When selecting double glazing for your home, however, it’s essential that you consider all factors that affect its energy efficiency; such as frame materials, glazing features and gas fills/spacers which all affect energy use and consumption.

Energy efficiency of double-glazed windows can be measured using visible light transmittance (VLT). A lower VLT indicates better heat retention. To balance out too much sun coming through your windows can cause it to overheat while too little can make your home feel dark and gloomy.

Another key factor affecting energy efficiency is the thermal resistance of frames. Wood, uPVC and composite frames all act as excellent insulators and can enhance double glazed window performance; while metal frames allow heat conductivity that could compromise your windows’ energy efficiency.

Double-glazed windows often include inert gases such as argon to increase performance, though other gases like krypton or xenon may also help improve insulating properties further. Your choice will ultimately depend on both your needs and budget – some options can be more expensive.


Home improvements that focus on increasing security should be among the top priorities for homeowners. Double glazing can make an effective contribution to this goal by offering two panes of glass that are harder to break. It is vital that a trustworthy company provide your customization and installation so you can have confidence in the safety of your home.

Double glazed windows are often considered safer alternatives to single pane windows as they feature an air, argon or xenon gas-filled gap between them that can help improve insulation while simultaneously helping reduce noise pollution into your property. Furthermore, this gap helps minimize heat transfer while improving energy efficiency and enhancing soundproofing properties.

Before, double glazed windows had an exterior bead to help hold glass in place; this posed a security risk since it could easily be removed by stripping and stripping out.
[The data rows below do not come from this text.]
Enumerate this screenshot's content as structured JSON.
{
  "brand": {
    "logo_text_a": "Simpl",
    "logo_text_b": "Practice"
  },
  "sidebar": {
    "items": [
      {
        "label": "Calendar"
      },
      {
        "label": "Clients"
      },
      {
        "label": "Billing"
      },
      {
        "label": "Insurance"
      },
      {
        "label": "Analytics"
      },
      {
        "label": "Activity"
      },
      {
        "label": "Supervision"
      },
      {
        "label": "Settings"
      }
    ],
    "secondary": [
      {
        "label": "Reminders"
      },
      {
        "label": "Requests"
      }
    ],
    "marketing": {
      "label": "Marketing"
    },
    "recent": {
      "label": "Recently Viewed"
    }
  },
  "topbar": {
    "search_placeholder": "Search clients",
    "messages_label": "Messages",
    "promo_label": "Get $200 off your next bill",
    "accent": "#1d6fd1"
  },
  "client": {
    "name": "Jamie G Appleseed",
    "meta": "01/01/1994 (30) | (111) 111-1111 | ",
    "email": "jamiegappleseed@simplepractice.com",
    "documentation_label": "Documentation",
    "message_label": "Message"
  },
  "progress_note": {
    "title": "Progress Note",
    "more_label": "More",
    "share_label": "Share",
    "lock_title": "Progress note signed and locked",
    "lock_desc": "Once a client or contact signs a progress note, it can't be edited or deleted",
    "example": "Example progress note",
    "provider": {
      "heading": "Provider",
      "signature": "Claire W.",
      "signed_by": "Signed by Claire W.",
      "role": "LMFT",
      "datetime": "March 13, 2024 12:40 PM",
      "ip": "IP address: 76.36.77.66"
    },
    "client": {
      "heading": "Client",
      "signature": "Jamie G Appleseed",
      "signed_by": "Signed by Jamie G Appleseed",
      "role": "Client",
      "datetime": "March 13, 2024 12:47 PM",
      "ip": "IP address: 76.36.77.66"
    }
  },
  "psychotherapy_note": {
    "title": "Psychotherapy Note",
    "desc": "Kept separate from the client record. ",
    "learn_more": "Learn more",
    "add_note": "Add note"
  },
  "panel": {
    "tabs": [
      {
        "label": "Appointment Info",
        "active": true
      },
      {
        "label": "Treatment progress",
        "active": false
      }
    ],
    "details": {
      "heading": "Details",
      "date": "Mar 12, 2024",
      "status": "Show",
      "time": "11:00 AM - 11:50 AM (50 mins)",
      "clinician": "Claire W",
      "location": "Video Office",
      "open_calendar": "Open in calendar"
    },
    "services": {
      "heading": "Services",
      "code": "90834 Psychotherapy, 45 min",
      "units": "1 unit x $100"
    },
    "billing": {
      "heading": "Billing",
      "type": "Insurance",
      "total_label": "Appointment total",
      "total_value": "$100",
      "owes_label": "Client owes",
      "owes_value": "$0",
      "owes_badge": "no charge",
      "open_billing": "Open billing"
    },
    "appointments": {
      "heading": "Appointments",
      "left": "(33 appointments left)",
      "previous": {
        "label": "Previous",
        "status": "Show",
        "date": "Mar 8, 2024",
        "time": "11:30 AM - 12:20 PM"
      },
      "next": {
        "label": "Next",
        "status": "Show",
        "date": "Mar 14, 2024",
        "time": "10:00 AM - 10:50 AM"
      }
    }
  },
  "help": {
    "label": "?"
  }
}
Modern double glazed windows such as those from First Home Improvements now incorporate this beading internally, making it much harder for thieves to gain entry to your property through these windows.

Modern double glazed windows come equipped with multipoint locks which feature shoot bolts that locate into locking points in the frame when you turn the handle, meaning even if the frame weakens over time, these bolts will still lock into place and prevent burglars from being able to gain entry and remove the window.

No matter whether it is made from uPVC or aluminum frames, there is sure to be something suitable that meets both your property needs and security concerns.

Tom Faraday